_Your instructions_
Lines in the following data that contain the string "text" are to be counted. Report only their number.

_Information given_
---
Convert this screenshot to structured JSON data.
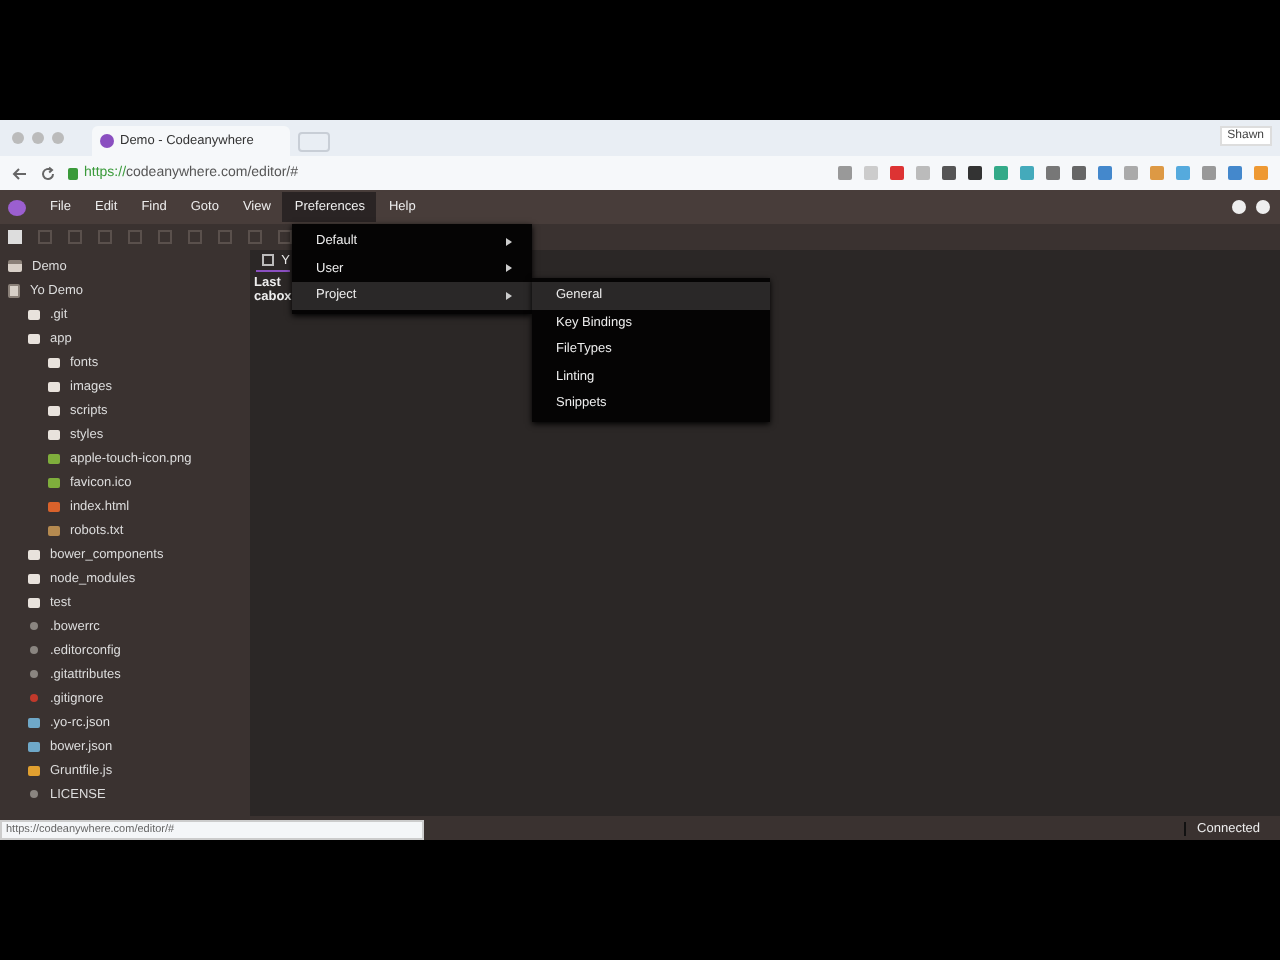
{
  "browser": {
    "tab_title": "Demo - Codeanywhere",
    "url_scheme": "https://",
    "url_rest": "codeanywhere.com/editor/#",
    "user": "Shawn"
  },
  "menu_bar": [
    {
      "label": "File",
      "selected": false
    },
    {
      "label": "Edit",
      "selected": false
    },
    {
      "label": "Find",
      "selected": false
    },
    {
      "label": "Goto",
      "selected": false
    },
    {
      "label": "View",
      "selected": false
    },
    {
      "label": "Preferences",
      "selected": true
    },
    {
      "label": "Help",
      "selected": false
    }
  ],
  "preferences_menu": [
    {
      "label": "Default",
      "selected": false
    },
    {
      "label": "User",
      "selected": false
    },
    {
      "label": "Project",
      "selected": true
    }
  ],
  "project_submenu": [
    {
      "label": "General",
      "selected": true
    },
    {
      "label": "Key Bindings",
      "selected": false
    },
    {
      "label": "FileTypes",
      "selected": false
    },
    {
      "label": "Linting",
      "selected": false
    },
    {
      "label": "Snippets",
      "selected": false
    }
  ],
  "sidebar": {
    "items": [
      {
        "label": "Demo",
        "kind": "server"
      },
      {
        "label": "Yo Demo",
        "kind": "project",
        "children": [
          {
            "label": ".git",
            "kind": "folder"
          },
          {
            "label": "app",
            "kind": "open-folder",
            "children": [
              {
                "label": "fonts",
                "kind": "folder"
              },
              {
                "label": "images",
                "kind": "folder"
              },
              {
                "label": "scripts",
                "kind": "folder"
              },
              {
                "label": "styles",
                "kind": "folder"
              },
              {
                "label": "apple-touch-icon.png",
                "kind": "image"
              },
              {
                "label": "favicon.ico",
                "kind": "image"
              },
              {
                "label": "index.html",
                "kind": "html"
              },
              {
                "label": "robots.txt",
                "kind": "text"
              }
            ]
          },
          {
            "label": "bower_components",
            "kind": "folder"
          },
          {
            "label": "node_modules",
            "kind": "folder"
          },
          {
            "label": "test",
            "kind": "folder"
          },
          {
            "label": ".bowerrc",
            "kind": "file"
          },
          {
            "label": ".editorconfig",
            "kind": "file"
          },
          {
            "label": ".gitattributes",
            "kind": "file"
          },
          {
            "label": ".gitignore",
            "kind": "git"
          },
          {
            "label": ".yo-rc.json",
            "kind": "json"
          },
          {
            "label": "bower.json",
            "kind": "json"
          },
          {
            "label": "Gruntfile.js",
            "kind": "js"
          },
          {
            "label": "LICENSE",
            "kind": "file"
          }
        ]
      }
    ]
  },
  "editor": {
    "tab_label": "Y",
    "lines": [
      "Last",
      "cabox"
    ]
  },
  "link_preview": "https://codeanywhere.com/editor/#",
  "status_bar": {
    "status": "Connected"
  }
}
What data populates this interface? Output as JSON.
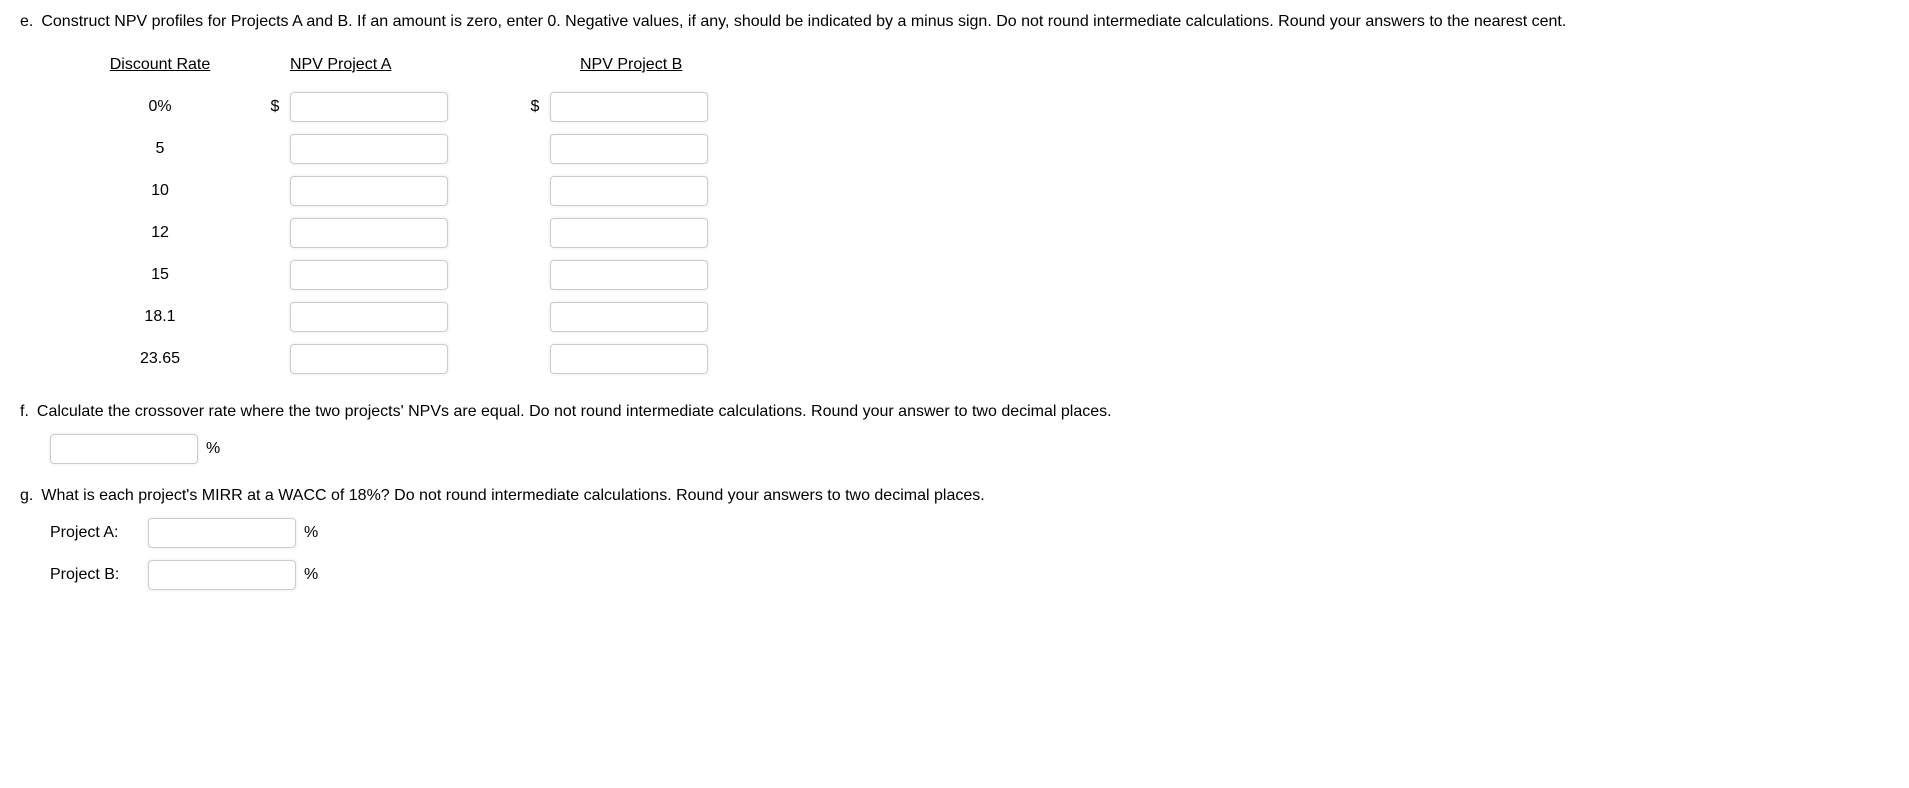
{
  "question_e": {
    "letter": "e.",
    "text": "Construct NPV profiles for Projects A and B. If an amount is zero, enter 0. Negative values, if any, should be indicated by a minus sign. Do not round intermediate calculations. Round your answers to the nearest cent.",
    "headers": {
      "rate": "Discount Rate",
      "a": "NPV Project A",
      "b": "NPV Project B"
    },
    "dollar": "$",
    "rows": [
      {
        "rate": "0%"
      },
      {
        "rate": "5"
      },
      {
        "rate": "10"
      },
      {
        "rate": "12"
      },
      {
        "rate": "15"
      },
      {
        "rate": "18.1"
      },
      {
        "rate": "23.65"
      }
    ]
  },
  "question_f": {
    "letter": "f.",
    "text": "Calculate the crossover rate where the two projects' NPVs are equal. Do not round intermediate calculations. Round your answer to two decimal places.",
    "unit": "%"
  },
  "question_g": {
    "letter": "g.",
    "text": "What is each project's MIRR at a WACC of 18%? Do not round intermediate calculations. Round your answers to two decimal places.",
    "project_a_label": "Project A:",
    "project_b_label": "Project B:",
    "unit": "%"
  }
}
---
_Response_
4